= About this task =
When the string "text" appears in a line of the records, show the whole line.
···
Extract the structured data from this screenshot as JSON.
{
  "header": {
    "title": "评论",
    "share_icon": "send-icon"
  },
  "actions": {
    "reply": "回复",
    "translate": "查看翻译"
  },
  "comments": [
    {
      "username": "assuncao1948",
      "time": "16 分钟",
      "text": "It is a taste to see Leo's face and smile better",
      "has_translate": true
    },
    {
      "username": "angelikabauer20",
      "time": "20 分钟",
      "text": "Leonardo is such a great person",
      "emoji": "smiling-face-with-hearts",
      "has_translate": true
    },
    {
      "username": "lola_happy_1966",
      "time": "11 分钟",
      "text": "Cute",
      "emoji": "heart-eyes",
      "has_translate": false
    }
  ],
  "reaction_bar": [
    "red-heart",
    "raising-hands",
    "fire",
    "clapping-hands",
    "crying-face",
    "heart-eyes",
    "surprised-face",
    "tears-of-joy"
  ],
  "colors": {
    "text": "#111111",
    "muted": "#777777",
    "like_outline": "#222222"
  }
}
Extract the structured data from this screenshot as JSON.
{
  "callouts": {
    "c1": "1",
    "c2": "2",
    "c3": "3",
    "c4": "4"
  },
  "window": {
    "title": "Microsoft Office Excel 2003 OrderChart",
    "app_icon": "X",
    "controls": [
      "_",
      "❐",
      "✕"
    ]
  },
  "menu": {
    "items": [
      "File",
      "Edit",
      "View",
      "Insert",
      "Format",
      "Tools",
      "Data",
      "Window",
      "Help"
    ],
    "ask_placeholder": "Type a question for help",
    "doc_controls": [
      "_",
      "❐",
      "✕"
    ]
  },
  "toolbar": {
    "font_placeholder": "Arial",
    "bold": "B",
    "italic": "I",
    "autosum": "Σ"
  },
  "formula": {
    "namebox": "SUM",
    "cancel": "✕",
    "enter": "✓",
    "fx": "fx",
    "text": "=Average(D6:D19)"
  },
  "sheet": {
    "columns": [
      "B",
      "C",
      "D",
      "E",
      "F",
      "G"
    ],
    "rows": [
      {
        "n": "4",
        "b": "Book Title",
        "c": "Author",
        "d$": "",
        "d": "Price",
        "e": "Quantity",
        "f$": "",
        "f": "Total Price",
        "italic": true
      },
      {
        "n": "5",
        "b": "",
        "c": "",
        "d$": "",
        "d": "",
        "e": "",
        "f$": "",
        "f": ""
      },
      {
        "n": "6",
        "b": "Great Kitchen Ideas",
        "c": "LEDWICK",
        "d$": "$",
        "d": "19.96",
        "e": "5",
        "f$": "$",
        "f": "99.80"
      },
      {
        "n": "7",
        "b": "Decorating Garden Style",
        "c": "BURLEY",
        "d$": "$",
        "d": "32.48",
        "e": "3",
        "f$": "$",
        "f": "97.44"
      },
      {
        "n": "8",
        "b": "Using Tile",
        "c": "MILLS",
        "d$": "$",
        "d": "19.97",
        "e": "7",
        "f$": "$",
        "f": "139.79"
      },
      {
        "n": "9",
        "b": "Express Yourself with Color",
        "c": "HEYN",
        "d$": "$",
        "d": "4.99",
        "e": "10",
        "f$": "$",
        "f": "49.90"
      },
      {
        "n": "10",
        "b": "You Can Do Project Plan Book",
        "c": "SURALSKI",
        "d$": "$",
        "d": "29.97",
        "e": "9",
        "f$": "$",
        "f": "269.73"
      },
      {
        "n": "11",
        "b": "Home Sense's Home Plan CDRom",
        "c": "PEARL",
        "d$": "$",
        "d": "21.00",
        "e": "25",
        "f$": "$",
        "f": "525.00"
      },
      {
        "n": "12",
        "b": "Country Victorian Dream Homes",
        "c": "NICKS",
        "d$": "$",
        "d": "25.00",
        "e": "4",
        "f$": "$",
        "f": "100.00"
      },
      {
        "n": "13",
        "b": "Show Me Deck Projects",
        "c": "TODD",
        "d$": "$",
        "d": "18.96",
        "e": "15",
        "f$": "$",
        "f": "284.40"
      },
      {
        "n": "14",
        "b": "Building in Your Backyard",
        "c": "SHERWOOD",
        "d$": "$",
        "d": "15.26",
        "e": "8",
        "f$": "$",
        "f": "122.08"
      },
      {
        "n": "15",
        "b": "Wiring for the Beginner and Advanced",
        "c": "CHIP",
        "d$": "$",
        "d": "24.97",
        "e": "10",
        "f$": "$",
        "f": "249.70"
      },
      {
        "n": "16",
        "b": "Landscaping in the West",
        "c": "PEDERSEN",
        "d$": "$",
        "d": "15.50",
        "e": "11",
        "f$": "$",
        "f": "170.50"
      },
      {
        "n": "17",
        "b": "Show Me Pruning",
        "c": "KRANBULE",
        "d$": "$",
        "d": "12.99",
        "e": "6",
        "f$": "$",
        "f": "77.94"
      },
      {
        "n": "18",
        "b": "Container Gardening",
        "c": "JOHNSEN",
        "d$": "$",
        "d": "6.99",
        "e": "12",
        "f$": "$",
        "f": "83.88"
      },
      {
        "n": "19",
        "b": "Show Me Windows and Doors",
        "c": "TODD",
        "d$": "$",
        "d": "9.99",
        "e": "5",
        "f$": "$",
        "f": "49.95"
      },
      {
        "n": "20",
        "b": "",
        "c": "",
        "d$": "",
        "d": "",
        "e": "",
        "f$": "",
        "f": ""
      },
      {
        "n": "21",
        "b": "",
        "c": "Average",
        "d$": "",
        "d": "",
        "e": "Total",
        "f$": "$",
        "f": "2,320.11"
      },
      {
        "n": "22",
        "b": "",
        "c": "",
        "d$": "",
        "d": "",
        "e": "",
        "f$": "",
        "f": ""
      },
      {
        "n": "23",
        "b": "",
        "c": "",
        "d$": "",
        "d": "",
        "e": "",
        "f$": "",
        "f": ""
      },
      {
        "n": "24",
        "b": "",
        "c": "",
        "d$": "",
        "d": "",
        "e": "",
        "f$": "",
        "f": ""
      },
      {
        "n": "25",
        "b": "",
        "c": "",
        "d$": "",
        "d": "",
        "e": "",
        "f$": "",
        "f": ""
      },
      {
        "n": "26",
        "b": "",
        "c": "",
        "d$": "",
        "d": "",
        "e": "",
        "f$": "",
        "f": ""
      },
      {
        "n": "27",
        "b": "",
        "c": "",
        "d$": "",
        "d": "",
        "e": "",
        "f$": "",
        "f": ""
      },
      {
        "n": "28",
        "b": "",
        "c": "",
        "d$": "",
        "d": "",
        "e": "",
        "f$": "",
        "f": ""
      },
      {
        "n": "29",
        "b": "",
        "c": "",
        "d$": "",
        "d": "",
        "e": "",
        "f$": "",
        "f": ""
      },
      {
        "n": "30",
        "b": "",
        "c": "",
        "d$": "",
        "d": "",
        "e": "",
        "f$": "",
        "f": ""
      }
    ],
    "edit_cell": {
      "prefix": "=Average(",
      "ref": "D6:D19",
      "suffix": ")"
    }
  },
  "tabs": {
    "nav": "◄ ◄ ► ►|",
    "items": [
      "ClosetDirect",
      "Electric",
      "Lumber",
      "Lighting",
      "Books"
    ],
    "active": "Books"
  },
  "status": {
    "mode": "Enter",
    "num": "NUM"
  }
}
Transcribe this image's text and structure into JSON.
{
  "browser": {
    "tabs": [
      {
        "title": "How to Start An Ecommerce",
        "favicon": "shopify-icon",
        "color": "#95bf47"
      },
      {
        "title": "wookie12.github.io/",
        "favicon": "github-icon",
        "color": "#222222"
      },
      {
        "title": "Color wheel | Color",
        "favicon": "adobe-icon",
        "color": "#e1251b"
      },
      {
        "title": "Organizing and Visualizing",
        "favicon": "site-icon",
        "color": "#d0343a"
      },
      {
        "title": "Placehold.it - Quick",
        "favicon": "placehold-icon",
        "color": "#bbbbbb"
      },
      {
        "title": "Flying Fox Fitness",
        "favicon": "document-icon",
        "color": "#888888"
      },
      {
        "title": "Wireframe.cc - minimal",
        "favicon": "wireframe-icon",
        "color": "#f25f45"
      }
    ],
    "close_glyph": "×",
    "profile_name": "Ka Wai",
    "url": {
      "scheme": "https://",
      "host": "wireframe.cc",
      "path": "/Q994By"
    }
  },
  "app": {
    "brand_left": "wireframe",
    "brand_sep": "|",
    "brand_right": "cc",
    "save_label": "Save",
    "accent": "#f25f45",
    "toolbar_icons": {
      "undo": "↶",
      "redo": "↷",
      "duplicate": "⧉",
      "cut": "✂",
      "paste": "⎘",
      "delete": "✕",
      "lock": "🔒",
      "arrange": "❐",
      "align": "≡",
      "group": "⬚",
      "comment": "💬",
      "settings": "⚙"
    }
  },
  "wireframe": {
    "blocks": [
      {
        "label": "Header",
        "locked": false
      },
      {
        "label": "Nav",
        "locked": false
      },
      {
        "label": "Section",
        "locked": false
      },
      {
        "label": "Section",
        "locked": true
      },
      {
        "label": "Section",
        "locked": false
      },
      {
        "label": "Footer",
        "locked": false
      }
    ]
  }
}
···
= Result of this task =
      "text": "It is a taste to see Leo's face and smile better",
      "text": "Leonardo is such a great person",
      "text": "Cute",
    "text": "#111111",
    "text": "=Average(D6:D19)"
Transcribe this image's text and structure into JSON.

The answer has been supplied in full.